Somaliland is referred to invariably by the ancient travelers as Berber Land, Punt Land, Coast of Spices and Land of Aroma. Coastal towns in the region such as Zeila and Berbera were in existence as early as the 1st century AD.
A document which dates back to that time, Periplus of the Erythraean Sea – written by a Greek merchant, gives an account of the commercial activities involved with the people in the coastal ports who traded with the Egyptians, Chinese, Persians, Indians and Arabs. Among the products described in the Periplus document and traded by the local traders from Somaliland included – spices, Myrrh, ivory, frankincense, gum and cinnamon. By the second century Arab trading relations were quite well established along the Somaliland coastal regions.
PRE-INDEPENDENCE SOMALILAND (1869 – 1960)
Like other parts of the region, the interest of the Europeans in Somaliland became more strategic after the opening of the Suez Canal in 1869. The arrival of the British colonial power in Somaliland started after the Berlin Conference in 1884 which resulted in Britain taking control of Somaliland, as a protectorate at a time when France and Italy were also competing for the control of territories in the region.
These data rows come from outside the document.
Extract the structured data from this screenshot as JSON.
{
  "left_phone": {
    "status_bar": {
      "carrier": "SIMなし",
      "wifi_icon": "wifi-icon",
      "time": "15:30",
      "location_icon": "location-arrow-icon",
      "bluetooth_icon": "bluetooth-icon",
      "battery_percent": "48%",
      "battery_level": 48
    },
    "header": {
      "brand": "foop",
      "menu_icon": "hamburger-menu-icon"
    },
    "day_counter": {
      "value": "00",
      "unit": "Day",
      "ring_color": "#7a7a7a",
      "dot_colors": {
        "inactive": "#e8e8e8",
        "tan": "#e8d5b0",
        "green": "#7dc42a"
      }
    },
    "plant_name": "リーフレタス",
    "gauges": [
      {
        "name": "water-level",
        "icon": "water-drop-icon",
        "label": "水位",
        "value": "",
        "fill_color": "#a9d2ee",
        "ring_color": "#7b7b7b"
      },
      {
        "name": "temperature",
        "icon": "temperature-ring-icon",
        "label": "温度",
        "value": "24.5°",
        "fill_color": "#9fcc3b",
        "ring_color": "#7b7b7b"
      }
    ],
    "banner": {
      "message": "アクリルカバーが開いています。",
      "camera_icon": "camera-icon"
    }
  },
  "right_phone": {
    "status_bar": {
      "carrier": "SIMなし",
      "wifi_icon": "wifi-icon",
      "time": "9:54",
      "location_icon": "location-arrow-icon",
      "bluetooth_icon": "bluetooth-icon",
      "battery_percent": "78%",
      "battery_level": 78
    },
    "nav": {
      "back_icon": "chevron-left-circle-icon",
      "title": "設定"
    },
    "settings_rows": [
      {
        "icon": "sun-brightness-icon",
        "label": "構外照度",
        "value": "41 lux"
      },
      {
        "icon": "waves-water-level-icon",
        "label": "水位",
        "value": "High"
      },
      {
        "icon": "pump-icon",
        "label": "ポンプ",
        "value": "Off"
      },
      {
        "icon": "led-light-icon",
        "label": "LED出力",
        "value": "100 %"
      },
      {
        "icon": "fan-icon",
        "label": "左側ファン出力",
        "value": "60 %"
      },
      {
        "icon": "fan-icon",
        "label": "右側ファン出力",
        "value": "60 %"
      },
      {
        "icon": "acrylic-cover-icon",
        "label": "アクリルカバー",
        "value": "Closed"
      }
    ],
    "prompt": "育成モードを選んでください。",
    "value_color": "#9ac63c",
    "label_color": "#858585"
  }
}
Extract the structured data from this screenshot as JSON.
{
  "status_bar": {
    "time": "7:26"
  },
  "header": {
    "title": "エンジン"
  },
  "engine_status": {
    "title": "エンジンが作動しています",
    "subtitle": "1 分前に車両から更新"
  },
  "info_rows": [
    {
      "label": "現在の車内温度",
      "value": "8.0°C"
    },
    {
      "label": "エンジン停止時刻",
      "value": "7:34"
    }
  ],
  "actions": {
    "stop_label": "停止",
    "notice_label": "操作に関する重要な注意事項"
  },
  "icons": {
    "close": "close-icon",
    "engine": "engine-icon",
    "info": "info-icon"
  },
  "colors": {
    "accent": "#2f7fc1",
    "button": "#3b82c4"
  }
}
The partition of the Somali populated regions in the Horn of Africa started in earnest after Britain signed treaties with local tribal chiefs in Somaliland in 1887 and thus made this territory a British Protectorate (British Somaliland Protectorate). Somaliland remained a British protectorate from 1887 up until 26th June 1960 when it gained its independence from Britain. Italian Somalia became independent on 1st July 1960 and the same day the two states merged and formed the Republic of Somalia.
POST-INDEPENDENCE SOMALILAND (1960 – 1991)
During the first nine years after independence (1960 – 1969) some sort of a parliamentary democracy was observed, and democratically elected governments succeeded each other. The military coup d’état led by General Mohamed Siyad Barre suspended the constitution and brought in a martial law. The regime enacted numerous discriminatory policies which resulted in considerable economic, social and political disadvantages against the people of Somaliland. The repressive policies of the regime gave rise to the formation of an armed resistance against the government in the form of the Somali National Movement (SNM) in London on 6th April 1981. A ten year struggle ensued, affecting particularly the two largest towns of Burao and Hargeisa; and resulting in over 1 million displaced peoples. Under the auspices of the SNM, traditional clan leaders organized a number of community conferences (Shir Beeleed) to consolidate peace and reconciliation between different clans, culminating in the regional Grand Conference (25th March to 26th May 1991) which declared the withdrawal from the union with Somalia and reclaimed its independence.